Regulators have been accused of failing to rein in the power of the biggest supermarkets as campaigners warned that consumers would face less choice with more small shopkeepers squeezed off the high street.
In the latest instalment of its investigation into the grocery sector, the Competition Commission produced good news for farmers with new plans to appoint an ombudsman to resolve disputes between the biggest retailers and their hard-pressed suppliers. A new "competition test" to be considered by local authorities when granting permission for new stores was also announced in the hope of preventing the creation of further so-called "Tesco towns" – places where a single chain dominates.
However, the Commission fell short of ordering the biggest players – Tesco, Asda, Sainsbury's and Morrisons, which control 70 per cent of the sector – to sell off their stockpiled land holdings or divest themselves of shops. But it will require retailers to end the practice of imposing restrictive covenants that prevent land being sold to competitors. A new Grocery Supply Code of Practice designed to improve the relationship with suppliers will replace the existing Supermarkets Code of Practice. It will be extended to include other chains such as Waitrose and Marks & Spencer.
Asda, Sainsbury's and Tesco welcomed the commission's recommendations. An Asda spokesman said the proposals would lead to "more competition at a local level" – shorthand for allowing it to catch up on its chief rival Tesco. Sainsbury's said it would be co-operating fully with the commission to ensure "the best possible outcome for customers".

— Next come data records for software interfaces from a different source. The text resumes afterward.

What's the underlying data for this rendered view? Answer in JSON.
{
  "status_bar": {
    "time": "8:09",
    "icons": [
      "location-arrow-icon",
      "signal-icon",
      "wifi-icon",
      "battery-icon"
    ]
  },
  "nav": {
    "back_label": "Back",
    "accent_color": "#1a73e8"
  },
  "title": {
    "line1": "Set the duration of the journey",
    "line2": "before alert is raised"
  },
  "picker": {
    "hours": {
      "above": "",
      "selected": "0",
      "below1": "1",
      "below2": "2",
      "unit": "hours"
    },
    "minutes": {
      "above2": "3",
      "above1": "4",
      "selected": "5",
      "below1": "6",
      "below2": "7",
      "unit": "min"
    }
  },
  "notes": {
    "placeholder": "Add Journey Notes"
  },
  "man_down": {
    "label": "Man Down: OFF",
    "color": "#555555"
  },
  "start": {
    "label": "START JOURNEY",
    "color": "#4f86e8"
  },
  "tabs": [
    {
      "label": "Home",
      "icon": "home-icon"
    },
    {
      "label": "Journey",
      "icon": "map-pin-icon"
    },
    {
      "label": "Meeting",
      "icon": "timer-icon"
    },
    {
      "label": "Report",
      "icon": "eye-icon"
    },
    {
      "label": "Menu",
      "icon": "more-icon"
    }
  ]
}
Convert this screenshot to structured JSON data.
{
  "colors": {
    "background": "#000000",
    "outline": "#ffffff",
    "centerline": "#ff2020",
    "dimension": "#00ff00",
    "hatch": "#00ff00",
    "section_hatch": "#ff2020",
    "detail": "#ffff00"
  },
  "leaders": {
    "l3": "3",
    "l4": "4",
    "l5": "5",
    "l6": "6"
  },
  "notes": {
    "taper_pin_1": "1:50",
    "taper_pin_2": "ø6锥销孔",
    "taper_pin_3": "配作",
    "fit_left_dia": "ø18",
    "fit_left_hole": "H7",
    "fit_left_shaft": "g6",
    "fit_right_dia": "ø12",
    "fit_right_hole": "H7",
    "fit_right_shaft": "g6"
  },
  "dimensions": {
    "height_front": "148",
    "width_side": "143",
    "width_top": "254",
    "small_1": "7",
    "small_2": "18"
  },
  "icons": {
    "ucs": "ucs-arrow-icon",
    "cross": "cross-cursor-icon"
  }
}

Tesco said an ombudsman and competition test would create more red tape. "Tesco considers that introducing a new ombudsman could be bureaucratic and an unnecessary cog in a supply chain which has worked well for consumers," a spokeswoman said.
But environmentalists and smaller retailers said the new proposals did little to promote genuine retail choice or stem the closure of specialist shops. The Federation of Small Businesses' trade and industry chairman, Clive Davenport, called for an independent regulator with real teeth to be set up to police the retail sector. "The idea for an ombudsman to oversee the relationship between supermarkets and suppliers is a reasonable one, but it does not go far enough," he said.

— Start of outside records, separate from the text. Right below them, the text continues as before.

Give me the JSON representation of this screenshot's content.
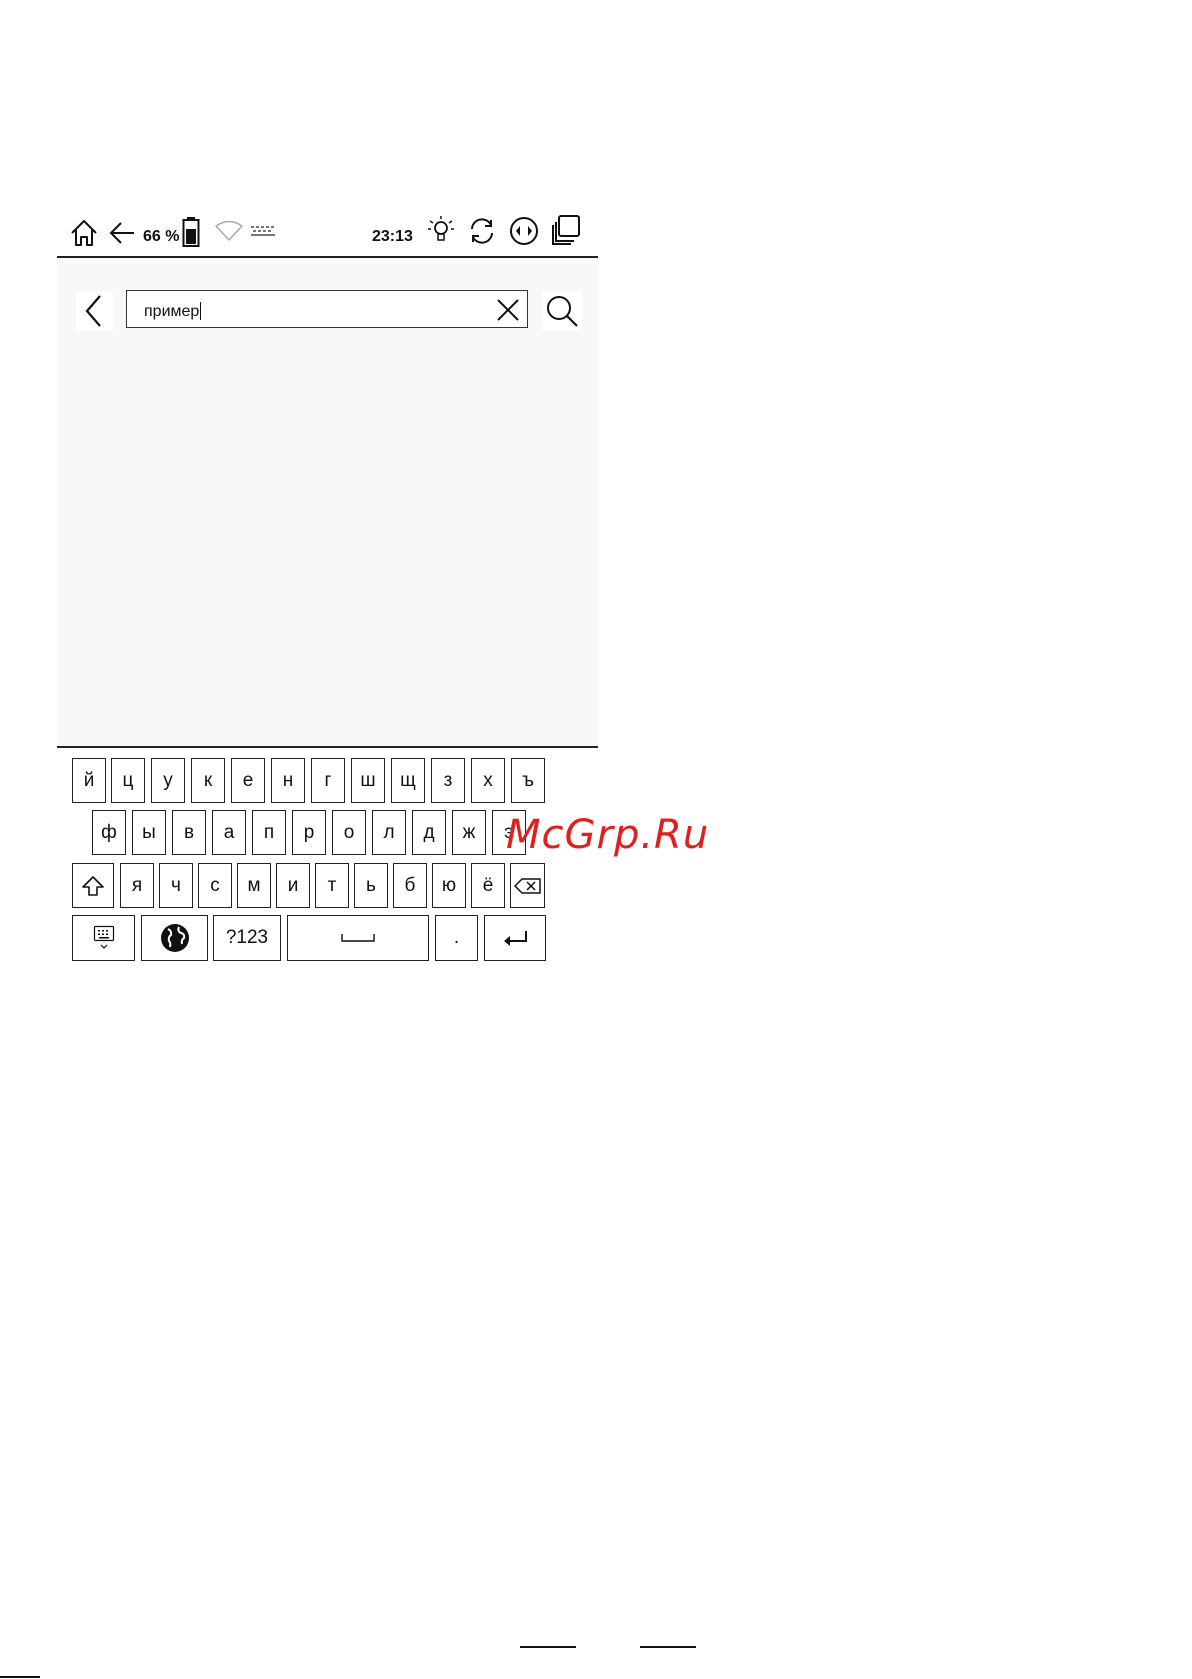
{
  "status_bar": {
    "battery_percent": "66 %",
    "time": "23:13"
  },
  "search": {
    "query": "пример"
  },
  "keyboard": {
    "row1": [
      "й",
      "ц",
      "у",
      "к",
      "е",
      "н",
      "г",
      "ш",
      "щ",
      "з",
      "х",
      "ъ"
    ],
    "row2": [
      "ф",
      "ы",
      "в",
      "а",
      "п",
      "р",
      "о",
      "л",
      "д",
      "ж",
      "э"
    ],
    "row3": [
      "я",
      "ч",
      "с",
      "м",
      "и",
      "т",
      "ь",
      "б",
      "ю",
      "ё"
    ],
    "numbers_label": "?123",
    "period_label": "."
  },
  "watermark": "McGrp.Ru",
  "colors": {
    "watermark": "#e0201c",
    "frame": "#222222",
    "content_bg": "#f8f8f8"
  }
}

"There are many more issues, such as below-cost selling and free parking for out-of-town shopping centres that the Competition Commission has failed to address properly."
A Friends of the Earth supermarket campaigner, Sandra Bell, said the competition test will do nothing to help local shops or to promote retail diversity. "Unless it is combined with strengthened planning rules to restrict supermarket expansion it could simply mean that we get more big supermarkets being built next to each other," she said.
An ActionAid policy analyst, Dominic Eagleton, welcomed the proposed ombudsman, but warned: "Any regulator must have a global reach, as supermarkets are global businesses that buy goods worth £7m every day from developing countries."
The British Retail Consortium director general, Stephen Robertson, said there was no need for more regulation and the commission already accepted the status quo was delivering good value for customers.
The Commission decided not to make any recommendations concerning the need test currently applied to planning decisions which promotes development in town centres. Hazel Blears, the Communities Secretary, has already indicated the test will be dropped.
The Commission is inviting responses to its package of proposals and a final report is expected to be published by the end of April.
Asda and Sainsbury's welcomed the proposals. They are embroiled in a struggle against market leader Tesco, which has fiercely resisted the introduction of a competition test. Tesco will be relieved the Commission is not ordering chains to sell off their land holdings or any of their shops. M&S and Waitrose will also be covered under the new code of practice.
The Commission believes that supermarkets serve the consumer well and has even recommended more should be opened. But campaigners claim that the big chains will be increasingly built on out-of-town sites, accessible only by car, while creating "food deserts" in inner-city areas where food becomes increasingly expensive and difficult to find.
* Small shops
Small retailers are closing their doors at the rate of 2,000 shops a year. Any more supermarkets are bad for them. They are powerless to compete with the big chains' aggressive discounting policies and free parking offered at out-of- town developments. Failure to fully enshrine the principle of town centre first will hurt them.
Suppliers to the big supermarkets are the big winners in this review. The ombudsman will have the power to investigate and award compensation to those farmers and processors hurt by so-called bully boy buying practices. But some fear the supermarkets will simply pass on the costs of the new controls – about £150m a year – by squeezing suppliers further.Reuse content